I have actually been avoiding my blog this past week - not blogging means that I can avoid being some raw emotions that I experienced this past week.

I live in a rural coastal town where we tend to know everyone's business. Social media adds another layer of knowing what is going on. In February, a lot was circulating over Facebook about praying for a man named Kurt Robinson. Kurt needed a 2nd double lung transplant.

Kurt attended school in the district where I work - so my colleagues know him because they coached & taught him. His mom has been employed by my school district. His brother-in-law is an administrator here. Kurt's sister is employed by the ESD (educational service district) and works in my district as a speech pathologist. I have never crossed paths with Kurt himself, but know him of him based on my other work relationships and friendships. 

There's a lot that has been circulating over my Facebook feed about friends and relatives who have shared the comments of "positive thoughts sent their way", or "prayer for healing", or "please consider donating" - Kurt's story didn't push any emotional buttons, initially. 

When I saw GoFundMe/KurtRobinson begin to cross my feed I became more curious about the specifics of what is going on with this man that I know of but do not know personally.  

Through the GoFundMe website, I linked up to Kurt's blog and was able to learn about Kurt's journey leading up to his first lung transplant only two years ago. His story blew me away. To begin with, he put a face to a disease that I have only heard of - cystic fibrosis. Next, reading of his first journey and the false "starts" for his initial lung transplant were unreal to me. He was in the fight for his life and in a horrible twist, he was fighting the same battle all over again. 

His blog brought his condition to life. In February, when he was hospitalized, his wife continued his blog giving me an opportunity to know her as well. Kurt and his wife, Lisa, were no longer people who were random individuals showing up on my Facebook feed. They were real people opening up about the realities of their fight for survival. 

A bit less than a week ago, the family received news that there was a set of donor lungs only to find out that once the lungs were harvested that the lungs were not viable. A day later, Kurt was taken off of the donor list (he had deteriorated that much). The day after that his family agreed to take him slowly off of life supports. Kurt died at 6:00 p.m. on Thursday.

I was saddened by Kurt's death. It seemed unfair that this man who so many talked about as kind and courageous was taken from life too soon. However, was particularly difficult for me to cope with was the impact that his death would have on his wife, his sister(s), and his mother.
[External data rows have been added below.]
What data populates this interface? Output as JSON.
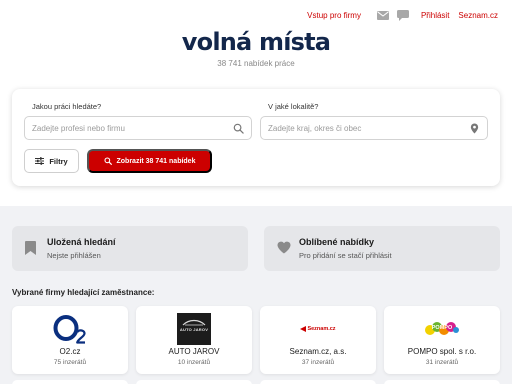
{
  "nav": {
    "login_label": "Vstup pro firmy",
    "signin_label": "Přihlásit",
    "brand_label": "Seznam.cz",
    "icons": [
      "mail-icon",
      "chat-icon"
    ]
  },
  "header": {
    "logo": "volná místa",
    "count_text": "38 741 nabídek práce"
  },
  "search": {
    "what_label": "Jakou práci hledáte?",
    "what_placeholder": "Zadejte profesi nebo firmu",
    "what_value": "",
    "where_label": "V jaké lokalitě?",
    "where_placeholder": "Zadejte kraj, okres či obec",
    "where_value": "",
    "filter_label": "Filtry",
    "submit_label": "Zobrazit 38 741 nabídek"
  },
  "quick": {
    "saved_title": "Uložená hledání",
    "saved_sub": "Nejste přihlášen",
    "fav_title": "Oblíbené nabídky",
    "fav_sub": "Pro přidání se stačí přihlásit"
  },
  "firms": {
    "heading": "Vybrané firmy hledající zaměstnance:",
    "items": [
      {
        "name": "O2.cz",
        "count": "75 inzerátů",
        "logo_text": "O2"
      },
      {
        "name": "AUTO JAROV",
        "count": "10 inzerátů",
        "logo_text": "AUTO JAROV"
      },
      {
        "name": "Seznam.cz, a.s.",
        "count": "37 inzerátů",
        "logo_text": "Seznam.cz"
      },
      {
        "name": "POMPO spol. s r.o.",
        "count": "31 inzerátů",
        "logo_text": "POMPO"
      }
    ]
  },
  "colors": {
    "accent": "#cc0000",
    "logo": "#13274b",
    "o2_blue": "#0a2f7f"
  }
}
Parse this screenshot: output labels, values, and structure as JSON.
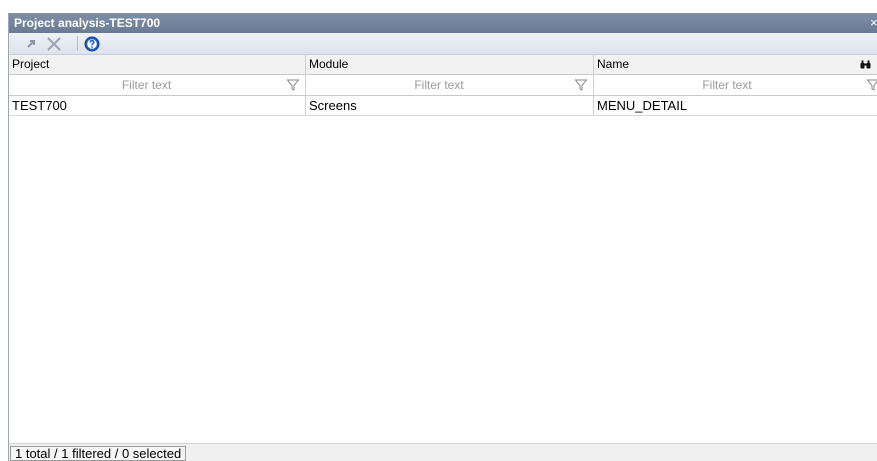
{
  "window": {
    "title": "Project analysis-TEST700",
    "close_glyph": "×"
  },
  "toolbar": {
    "items": [
      {
        "icon": "refresh-arrow-icon",
        "color": "#8a96a8"
      },
      {
        "icon": "close-icon",
        "color": "#9aa3b0"
      },
      {
        "icon": "help-icon",
        "color": "#1e5fc9"
      }
    ]
  },
  "grid": {
    "columns": [
      "Project",
      "Module",
      "Name"
    ],
    "filter_placeholder": "Filter text",
    "rows": [
      {
        "project": "TEST700",
        "module": "Screens",
        "name": "MENU_DETAIL"
      }
    ]
  },
  "status": {
    "text": "1 total / 1 filtered / 0 selected"
  }
}
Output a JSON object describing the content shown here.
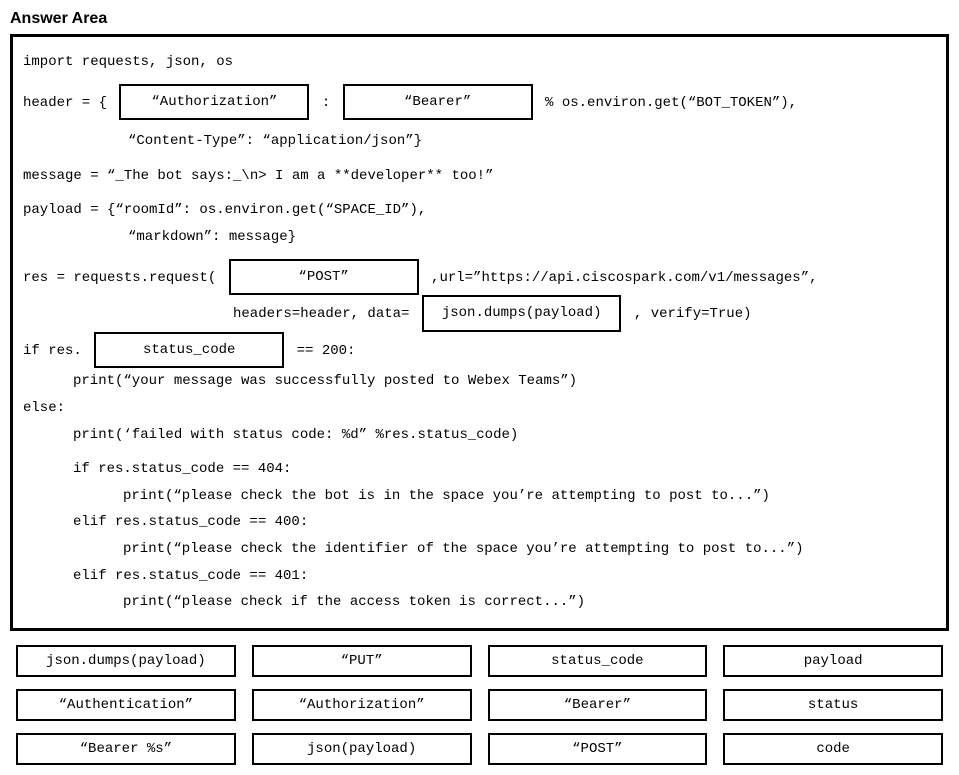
{
  "title": "Answer Area",
  "code": {
    "l1": "import requests, json, os",
    "l2a": "header = {",
    "drop1": "“Authorization”",
    "l2b": " :",
    "drop2": "“Bearer”",
    "l2c": " % os.environ.get(“BOT_TOKEN”),",
    "l3": "“Content-Type”: “application/json”}",
    "l4": "message = “_The bot says:_\\n> I am a **developer** too!”",
    "l5a": "payload = {“roomId”: os.environ.get(“SPACE_ID”),",
    "l5b": "“markdown”: message}",
    "l6a": "res = requests.request(",
    "drop3": "“POST”",
    "l6b": ",url=”https://api.ciscospark.com/v1/messages”,",
    "l7a": "headers=header, data=",
    "drop4": "json.dumps(payload)",
    "l7b": ", verify=True)",
    "l8a": "if res.",
    "drop5": "status_code",
    "l8b": " == 200:",
    "l9": "print(“your message was successfully posted to Webex Teams”)",
    "l10": "else:",
    "l11": "print(‘failed with status code: %d” %res.status_code)",
    "l12": "if res.status_code == 404:",
    "l13": "print(“please check the bot is in the space you’re attempting to post to...”)",
    "l14": "elif res.status_code == 400:",
    "l15": "print(“please check the identifier of the space you’re attempting to post to...”)",
    "l16": "elif res.status_code == 401:",
    "l17": "print(“please check if the access token is correct...”)"
  },
  "options": [
    "json.dumps(payload)",
    "“PUT”",
    "status_code",
    "payload",
    "“Authentication”",
    "“Authorization”",
    "“Bearer”",
    "status",
    "“Bearer %s”",
    "json(payload)",
    "“POST”",
    "code"
  ]
}
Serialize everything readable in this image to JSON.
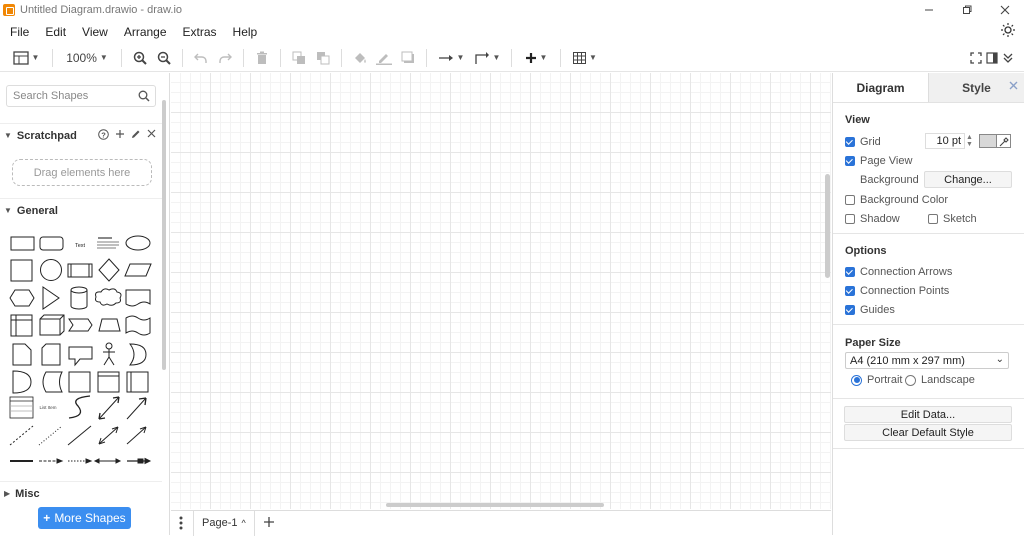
{
  "window": {
    "title": "Untitled Diagram.drawio - draw.io",
    "controls": [
      "minimize",
      "maximize",
      "close"
    ]
  },
  "menu": {
    "items": [
      "File",
      "Edit",
      "View",
      "Arrange",
      "Extras",
      "Help"
    ]
  },
  "toolbar": {
    "zoom": "100%"
  },
  "sidebar": {
    "search_placeholder": "Search Shapes",
    "scratchpad": {
      "title": "Scratchpad",
      "drop_hint": "Drag elements here"
    },
    "general": {
      "title": "General",
      "text_shape_label": "Text",
      "list_item_label": "List Item"
    },
    "misc": {
      "title": "Misc"
    },
    "more_shapes": "More Shapes"
  },
  "pages": {
    "current": "Page-1"
  },
  "format_panel": {
    "tabs": [
      "Diagram",
      "Style"
    ],
    "view": {
      "title": "View",
      "grid_label": "Grid",
      "grid_checked": true,
      "grid_size": "10 pt",
      "grid_color": "#d8d8d8",
      "page_view_label": "Page View",
      "page_view_checked": true,
      "background_label": "Background",
      "change_button": "Change...",
      "background_color_label": "Background Color",
      "shadow_label": "Shadow",
      "sketch_label": "Sketch"
    },
    "options": {
      "title": "Options",
      "connection_arrows": "Connection Arrows",
      "connection_points": "Connection Points",
      "guides": "Guides"
    },
    "paper": {
      "title": "Paper Size",
      "size": "A4 (210 mm x 297 mm)",
      "portrait": "Portrait",
      "landscape": "Landscape",
      "orientation": "portrait"
    },
    "edit_data": "Edit Data...",
    "clear_default_style": "Clear Default Style"
  },
  "colors": {
    "accent": "#2a73d8",
    "more_shapes_bg": "#3b8ef0",
    "app_icon": "#f08705"
  }
}
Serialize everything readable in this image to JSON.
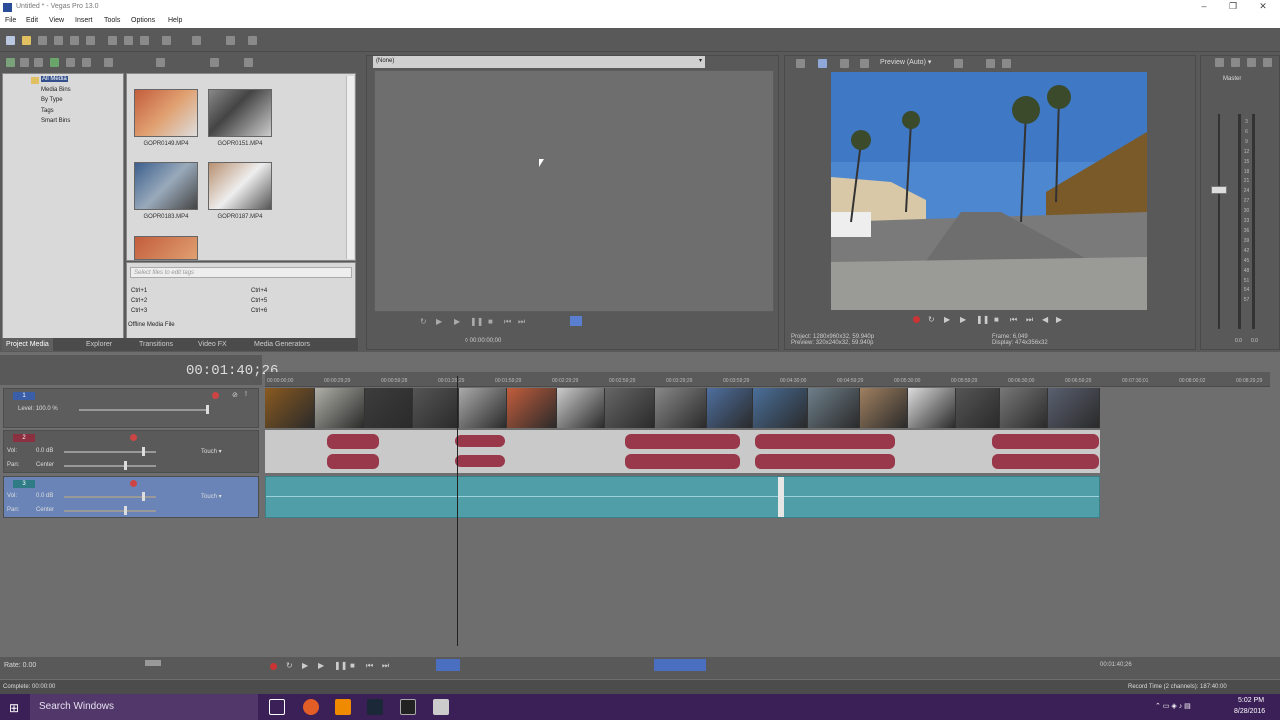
{
  "window": {
    "title": "Untitled * - Vegas Pro 13.0"
  },
  "menu": [
    "File",
    "Edit",
    "View",
    "Insert",
    "Tools",
    "Options",
    "Help"
  ],
  "explorer": {
    "tree": [
      "All Media",
      "Media Bins",
      "By Type",
      "Tags",
      "Smart Bins"
    ],
    "files": [
      "GOPR0149.MP4",
      "GOPR0151.MP4",
      "GOPR0183.MP4",
      "GOPR0187.MP4"
    ],
    "tag_placeholder": "Select files to edit tags",
    "shortcuts": [
      "Ctrl+1",
      "Ctrl+2",
      "Ctrl+3",
      "Ctrl+4",
      "Ctrl+5",
      "Ctrl+6"
    ],
    "offline_label": "Offline Media File"
  },
  "tabs": [
    "Project Media",
    "Explorer",
    "Transitions",
    "Video FX",
    "Media Generators"
  ],
  "trimmer": {
    "selector": "(None)",
    "timecode": "00:00:00;00"
  },
  "preview": {
    "mode": "Preview (Auto)",
    "project_label": "Project:",
    "project_value": "1280x960x32, 59.940p",
    "preview_label": "Preview:",
    "preview_value": "320x240x32, 59.940p",
    "frame_label": "Frame:",
    "frame_value": "6,049",
    "display_label": "Display:",
    "display_value": "474x356x32"
  },
  "master": {
    "label": "Master",
    "scale": [
      "3",
      "6",
      "9",
      "12",
      "15",
      "18",
      "21",
      "24",
      "27",
      "30",
      "33",
      "36",
      "39",
      "42",
      "45",
      "48",
      "51",
      "54",
      "57"
    ],
    "readouts": [
      "0.0",
      "0.0"
    ]
  },
  "timeline": {
    "timecode": "00:01:40;26",
    "ruler": [
      "00:00:00;00",
      "00:00:29;29",
      "00:00:59;28",
      "00:01:29;29",
      "00:01:59;29",
      "00:02:29;29",
      "00:02:59;29",
      "00:03:29;29",
      "00:03:59;29",
      "00:04:30;00",
      "00:04:59;29",
      "00:05:30;00",
      "00:05:59;29",
      "00:06:30;00",
      "00:06:59;29",
      "00:07:30;01",
      "00:08:00;02",
      "00:08:29;29"
    ],
    "tracks": [
      {
        "num": "1",
        "level_label": "Level:",
        "level_value": "100.0 %"
      },
      {
        "num": "2",
        "vol_label": "Vol:",
        "vol_value": "0.0 dB",
        "pan_label": "Pan:",
        "pan_value": "Center",
        "mode": "Touch"
      },
      {
        "num": "3",
        "vol_label": "Vol:",
        "vol_value": "0.0 dB",
        "pan_label": "Pan:",
        "pan_value": "Center",
        "mode": "Touch"
      }
    ],
    "rate_label": "Rate: 0.00",
    "bottom_timecode": "00:01:40;26"
  },
  "status": {
    "left": "Complete: 00:00:00",
    "right": "Record Time (2 channels): 187:40:00"
  },
  "taskbar": {
    "search": "Search Windows",
    "time": "5:02 PM",
    "date": "8/28/2016"
  }
}
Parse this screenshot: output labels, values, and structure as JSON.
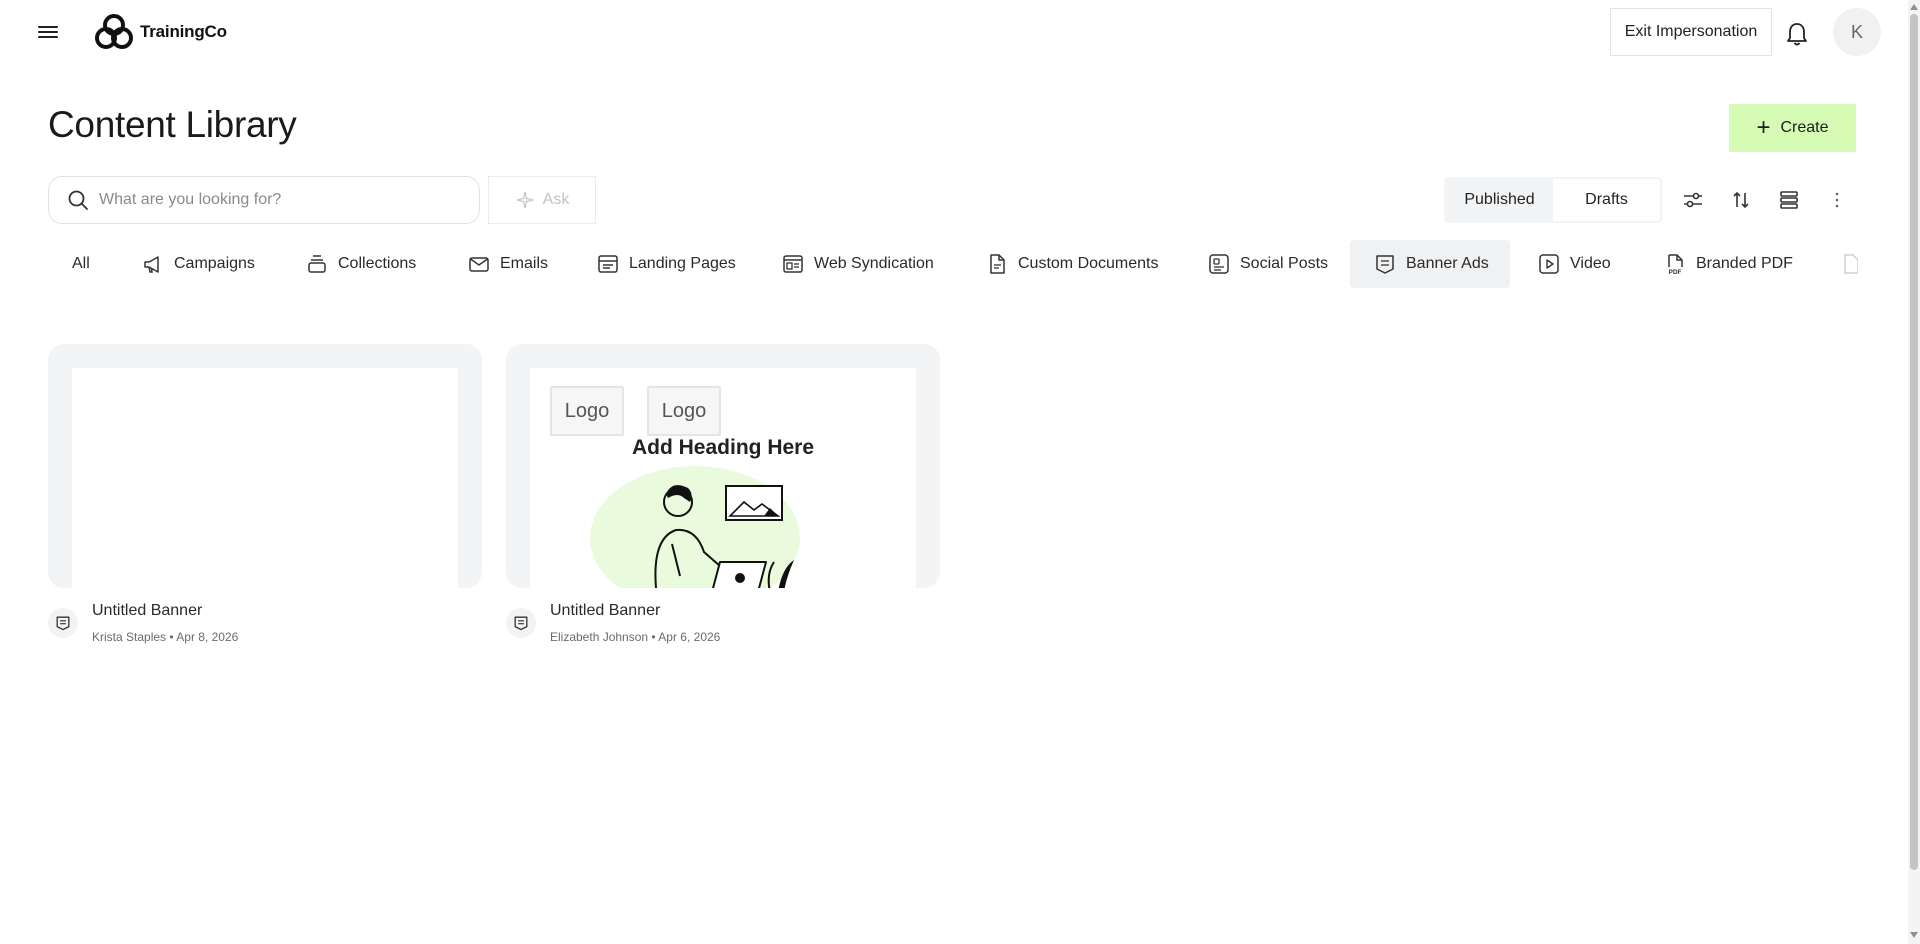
{
  "header": {
    "brand": "TrainingCo",
    "exit_impersonation_label": "Exit Impersonation",
    "avatar_initial": "K"
  },
  "page": {
    "title": "Content Library",
    "create_label": "Create"
  },
  "search": {
    "placeholder": "What are you looking for?",
    "value": "",
    "ask_label": "Ask"
  },
  "status_toggle": {
    "published_label": "Published",
    "drafts_label": "Drafts",
    "selected": "Published"
  },
  "toolbar": {
    "icons": [
      "filter-sliders-icon",
      "sort-icon",
      "view-list-icon",
      "more-vertical-icon"
    ]
  },
  "tabs": [
    {
      "label": "All",
      "icon": ""
    },
    {
      "label": "Campaigns",
      "icon": "megaphone-icon"
    },
    {
      "label": "Collections",
      "icon": "stack-icon"
    },
    {
      "label": "Emails",
      "icon": "envelope-icon"
    },
    {
      "label": "Landing Pages",
      "icon": "browser-page-icon"
    },
    {
      "label": "Web Syndication",
      "icon": "web-syndication-icon"
    },
    {
      "label": "Custom Documents",
      "icon": "document-icon"
    },
    {
      "label": "Social Posts",
      "icon": "social-post-icon"
    },
    {
      "label": "Banner Ads",
      "icon": "banner-icon"
    },
    {
      "label": "Video",
      "icon": "play-icon"
    },
    {
      "label": "Branded PDF",
      "icon": "pdf-icon"
    }
  ],
  "active_tab": "Banner Ads",
  "cards": [
    {
      "title": "Untitled Banner",
      "author": "Krista Staples",
      "date": "Apr 8, 2026",
      "preview": "blank"
    },
    {
      "title": "Untitled Banner",
      "author": "Elizabeth Johnson",
      "date": "Apr 6, 2026",
      "preview": "banner",
      "preview_logos": [
        "Logo",
        "Logo"
      ],
      "preview_heading": "Add Heading Here"
    }
  ],
  "colors": {
    "create_button_bg": "#d6fbb4",
    "active_tab_bg": "#f0f1f3",
    "illustration_accent": "#e2fad0"
  }
}
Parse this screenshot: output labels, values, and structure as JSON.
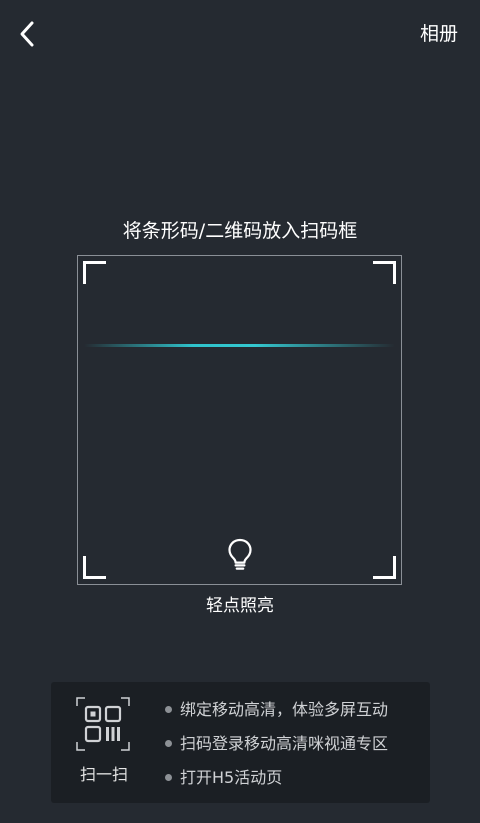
{
  "header": {
    "back_icon": "chevron-left-icon",
    "album_label": "相册"
  },
  "scanner": {
    "hint": "将条形码/二维码放入扫码框",
    "scan_line_color": "#2fc3cc",
    "light_icon": "lightbulb-icon",
    "torch_label": "轻点照亮"
  },
  "info": {
    "qr_icon": "qr-code-icon",
    "scan_label": "扫一扫",
    "features": [
      "绑定移动高清，体验多屏互动",
      "扫码登录移动高清咪视通专区",
      "打开H5活动页"
    ]
  },
  "colors": {
    "background": "#252a31",
    "panel": "#1b1f24",
    "accent": "#2fc3cc"
  }
}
I identified with all three of these women because it could have easily been me - not the one dying, but the one left behind. I would be heartbroken, as a sister, if anything happened to any one of my brothers or sisters. I would be completely devastated if anything were to happen to my husband. If anything were to happen to my daughter - I think I'd rather die, too. His mom, Sheryl, losing her son is what as stuck with me the most. I grieve for her in what feels like an unnatural occurrence. It doesn't seem "right" when children die before their parents. 

I appreciate Kurt and his family opening up about their lives - Kurt's battle with Cystic Fibrosis; his life as Kurt 2.0 (as he called it); and then the last chapter of his life that his wife subsequently documented for the rest of us. I have a lump in my throat as I think about the post that Kurt's wife posted today - the letter that he wrote to her in January just in case another lung transplant was not successful or possible. (Read From the man I loved).

I thought that when my dad died in 2010 that I had gained perspective. In the business of work and life, I have veered off of that perspective and have become unbalanced. Kurt's story, his family's story, has refocused my perspective. My work is important to me, but at the end of the day, I will be actively appreciating and taking advantage of every moment with my husband, my beautiful daughter, my extended family. Life is too short.